In the form of Old Irish Goidelic was by now securely established in Argyll where Irish settlers had founded a kingdom called Dalriata (lit. ‘the long-arm portion’).  Gaelic also was spreading rapidly into Pictish territory, even though the Picts remained independent.  Another nucleus of Old Irish had been established perhaps as early as 350 AD in the Rhinns of Galloway, this was expanding at the expense of local Cumbric.  In these regions local Pictish and Cumbric speakers were acquiring Gaelic, first as a second language, but due to the extensive use of Gaelic in these communities their children acquired it natively.  Within a couple of generations they came to think of themselves as Gaels.  As use of the Gaelic language became established, it became capable of absorbing even more Pictish and Cumbric speakers.

The Germanic languages are distantly related to the Celtic languages, like most other European languages they belong to a large family called Indoeuropean.  Celtic and Germanic are each separate offshoots from the original proto-Indoeuropean language.  They are believed to have separated from their common ancestor sometime in the early Bronze Age.  Celtic originated somewhere in west Central Europe and was probably brought to the British Isles at the beginning of the Iron Age, Germanic originated in southern Scandinavia and northern Germany and was not present in the British Isles until the later part of the Roman period.1.

The variety of Germanic brought to Britain was a collection of closely related dialects spoken by the Germanic tribes of the North Sea coast of northern Germany, the Netherlands and Denmark.  The initial settlements of these tribes were probably as Roman foederati, barbarian mercenaries in the employ of Rome.  After the collapse of Roman power, the military and social organisation of these groups was less affected by internal decay, and as one of the few organised military forces remaining in the country they were in an ideal position to seize power for themselves.  Although traditionally described as an invasion, the establishment of the first Anglosaxon kingdoms in Britain was probably rather more like a coup d’etat. With success comes influence, and soon the local Romano-Britons were adopting the Old English language and Anglosaxon customs.

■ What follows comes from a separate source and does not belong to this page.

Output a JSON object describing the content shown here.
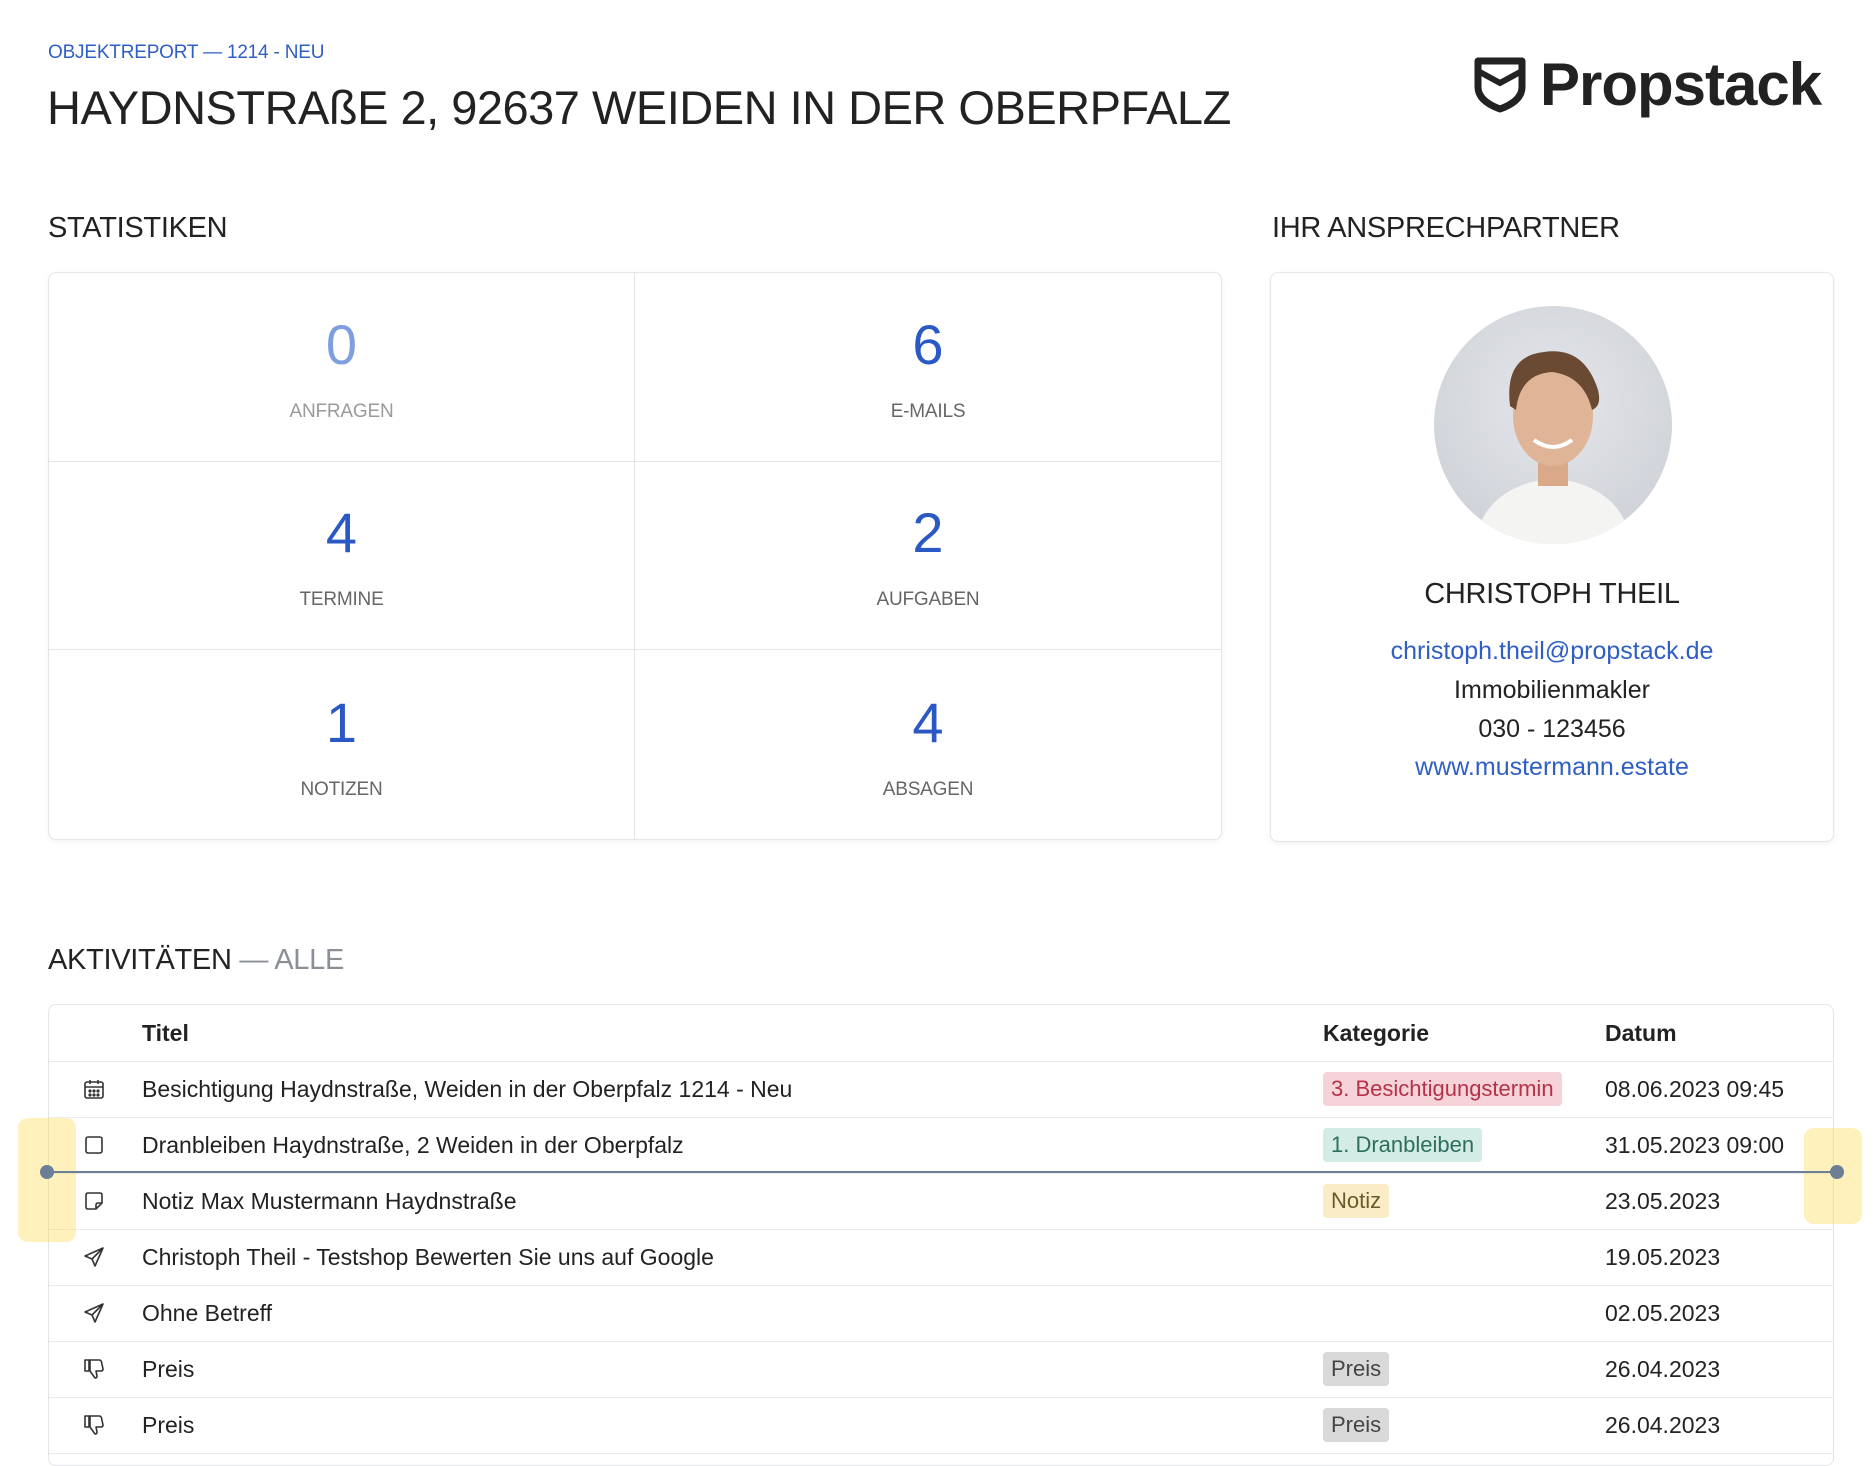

The Germanic tribes who settled in Britain are traditionally known as the Angles, Saxons, Jutes and Frisians.  They first became established in south eastern Britain around the year 450, but soon extended their influence over most of southern Britain.  Within a few generations these Germanic tribes had absorbed the local Romano-Britons and coalesced into a people calling themselves Englisc and their country Englaland.  We know them as the Anglosaxons and call their language Old English.  It was the ancestor of modern English and Scots.

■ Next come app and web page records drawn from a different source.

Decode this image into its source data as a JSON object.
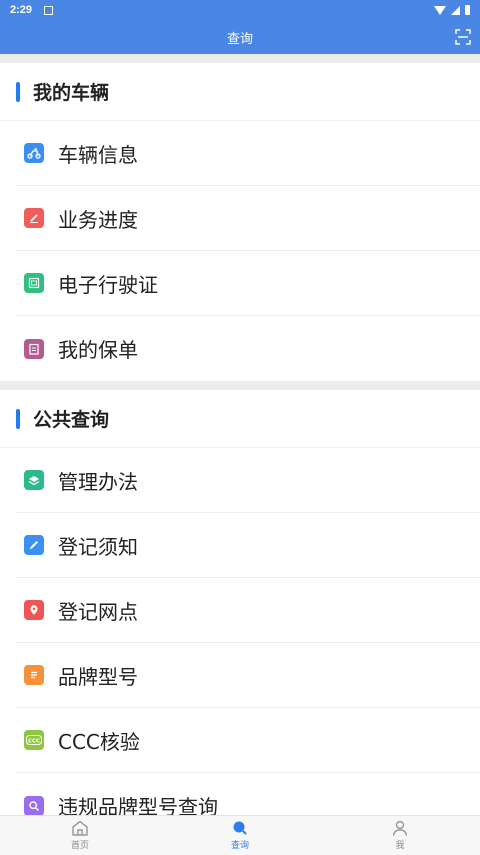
{
  "status_bar": {
    "time": "2:29"
  },
  "header": {
    "title": "查询"
  },
  "sections": [
    {
      "title": "我的车辆",
      "items": [
        {
          "label": "车辆信息",
          "color": "#3b8ff0",
          "icon": "vehicle-icon"
        },
        {
          "label": "业务进度",
          "color": "#f05b5b",
          "icon": "pencil-edit-icon"
        },
        {
          "label": "电子行驶证",
          "color": "#2fbf7f",
          "icon": "license-card-icon"
        },
        {
          "label": "我的保单",
          "color": "#b35c8f",
          "icon": "policy-document-icon"
        }
      ]
    },
    {
      "title": "公共查询",
      "items": [
        {
          "label": "管理办法",
          "color": "#2eb88f",
          "icon": "layers-icon"
        },
        {
          "label": "登记须知",
          "color": "#3c90f0",
          "icon": "edit-note-icon"
        },
        {
          "label": "登记网点",
          "color": "#f05555",
          "icon": "location-pin-icon"
        },
        {
          "label": "品牌型号",
          "color": "#f4913a",
          "icon": "list-document-icon"
        },
        {
          "label": "CCC核验",
          "color": "#8dc63f",
          "icon": "ccc-icon"
        },
        {
          "label": "违规品牌型号查询",
          "color": "#9a6cf0",
          "icon": "search-icon"
        }
      ]
    }
  ],
  "bottom_nav": [
    {
      "label": "首页",
      "icon": "home-icon",
      "active": false
    },
    {
      "label": "查询",
      "icon": "search-icon",
      "active": true
    },
    {
      "label": "我",
      "icon": "user-icon",
      "active": false
    }
  ],
  "colors": {
    "primary": "#4a86e4",
    "accent_bar": "#1e7ef0",
    "active_tab": "#2f7cf0"
  }
}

By 600 AD the Anglosaxons had reached the Bristol Channel and divided the Cornish from the Welsh.  They were also advancing up the east coast, and sometime in the early 7th century established a small kingdom called Bernicia which became the nucleus of the Anglosaxon kingdom of Northumbria.  The events of the wars between the Anglosaxons and the Britons of this region are preserved in the Welsh poem the Gododdin.  It is the oldest known work of literature which survives from the territory of modern Scotland. The name Gododdin is the later Welsh version of the ancient tribal name Votadini, which incidentally also gives an idea of just how drastic and far-reaching were the sound changes experienced by Ancient Brittonic as it developed into Welsh and Cumbric.

1. Recently a theory has been popularised which claims that English descends from a Germanic language which was already spoken in southern and eastern England before the Roman invasion. This theory is propounded by certain archaeologists and geneticists (who really ought to know better, to be honest) but it is not accepted by any linguist who specialises in the history and development of Germanic or Celtic languages. The theory of a pre-Roman English wreaks havoc on the linguistic evidence, and should be discounted completely.

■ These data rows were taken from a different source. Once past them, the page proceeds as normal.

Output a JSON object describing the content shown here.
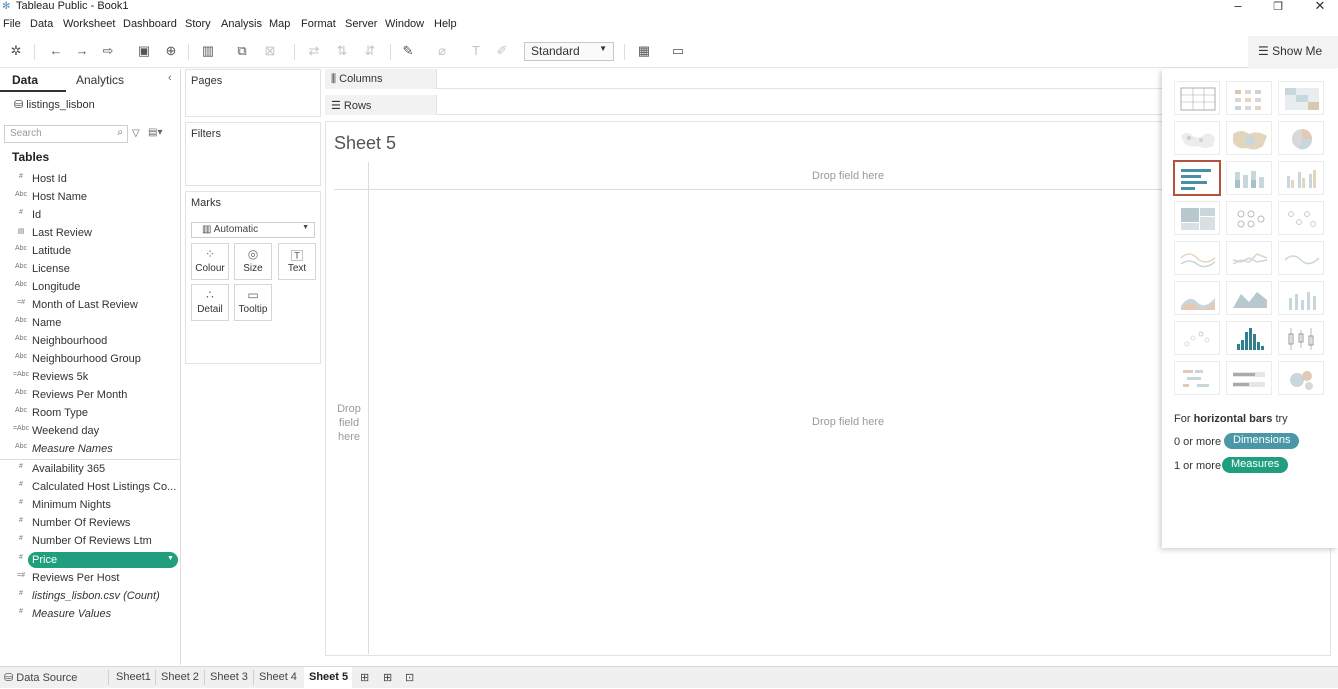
{
  "window": {
    "title": "Tableau Public - Book1",
    "minimize": "–",
    "restore": "❐",
    "close": "✕"
  },
  "menu": [
    "File",
    "Data",
    "Worksheet",
    "Dashboard",
    "Story",
    "Analysis",
    "Map",
    "Format",
    "Server",
    "Window",
    "Help"
  ],
  "toolbar": {
    "fit_select": "Standard",
    "show_me_label": "Show Me"
  },
  "datapane": {
    "tab_data": "Data",
    "tab_analytics": "Analytics",
    "datasource": "listings_lisbon",
    "search_placeholder": "Search",
    "tables_heading": "Tables",
    "fields": [
      {
        "icon": "#",
        "label": "Host Id"
      },
      {
        "icon": "Abc",
        "label": "Host Name"
      },
      {
        "icon": "#",
        "label": "Id"
      },
      {
        "icon": "▤",
        "label": "Last Review"
      },
      {
        "icon": "Abc",
        "label": "Latitude"
      },
      {
        "icon": "Abc",
        "label": "License"
      },
      {
        "icon": "Abc",
        "label": "Longitude"
      },
      {
        "icon": "=#",
        "label": "Month of Last Review"
      },
      {
        "icon": "Abc",
        "label": "Name"
      },
      {
        "icon": "Abc",
        "label": "Neighbourhood"
      },
      {
        "icon": "Abc",
        "label": "Neighbourhood Group"
      },
      {
        "icon": "=Abc",
        "label": "Reviews 5k"
      },
      {
        "icon": "Abc",
        "label": "Reviews Per Month"
      },
      {
        "icon": "Abc",
        "label": "Room Type"
      },
      {
        "icon": "=Abc",
        "label": "Weekend day"
      },
      {
        "icon": "Abc",
        "label": "Measure Names"
      }
    ],
    "measures": [
      {
        "icon": "#",
        "label": "Availability 365"
      },
      {
        "icon": "#",
        "label": "Calculated Host Listings Co..."
      },
      {
        "icon": "#",
        "label": "Minimum Nights"
      },
      {
        "icon": "#",
        "label": "Number Of Reviews"
      },
      {
        "icon": "#",
        "label": "Number Of Reviews Ltm"
      },
      {
        "icon": "#",
        "label": "Price"
      },
      {
        "icon": "=#",
        "label": "Reviews Per Host"
      },
      {
        "icon": "#",
        "label": "listings_lisbon.csv (Count)"
      },
      {
        "icon": "#",
        "label": "Measure Values"
      }
    ]
  },
  "cards": {
    "pages": "Pages",
    "filters": "Filters",
    "marks": "Marks",
    "mark_type": "Automatic",
    "mark_buttons": [
      "Colour",
      "Size",
      "Text",
      "Detail",
      "Tooltip"
    ]
  },
  "shelves": {
    "columns": "Columns",
    "rows": "Rows"
  },
  "sheet": {
    "title": "Sheet 5",
    "drop_top": "Drop field here",
    "drop_center": "Drop field here",
    "drop_left": [
      "Drop",
      "field",
      "here"
    ]
  },
  "showme": {
    "hint_prefix": "For ",
    "hint_bold": "horizontal bars",
    "hint_suffix": " try",
    "req1_prefix": "0 or more",
    "req1_badge": "Dimensions",
    "req2_prefix": "1 or more",
    "req2_badge": "Measures",
    "colors": {
      "dimension": "#4a97a8",
      "measure": "#1f9f7d",
      "selected_border": "#b3523e"
    }
  },
  "statusbar": {
    "datasource_tab": "Data Source",
    "sheets": [
      "Sheet1",
      "Sheet 2",
      "Sheet 3",
      "Sheet 4",
      "Sheet 5"
    ],
    "active_sheet": "Sheet 5"
  }
}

Next – 800 AD: The Picts and the Gaels merge


Read previous articles from the history of Scottish languages series. Part: 1, 2,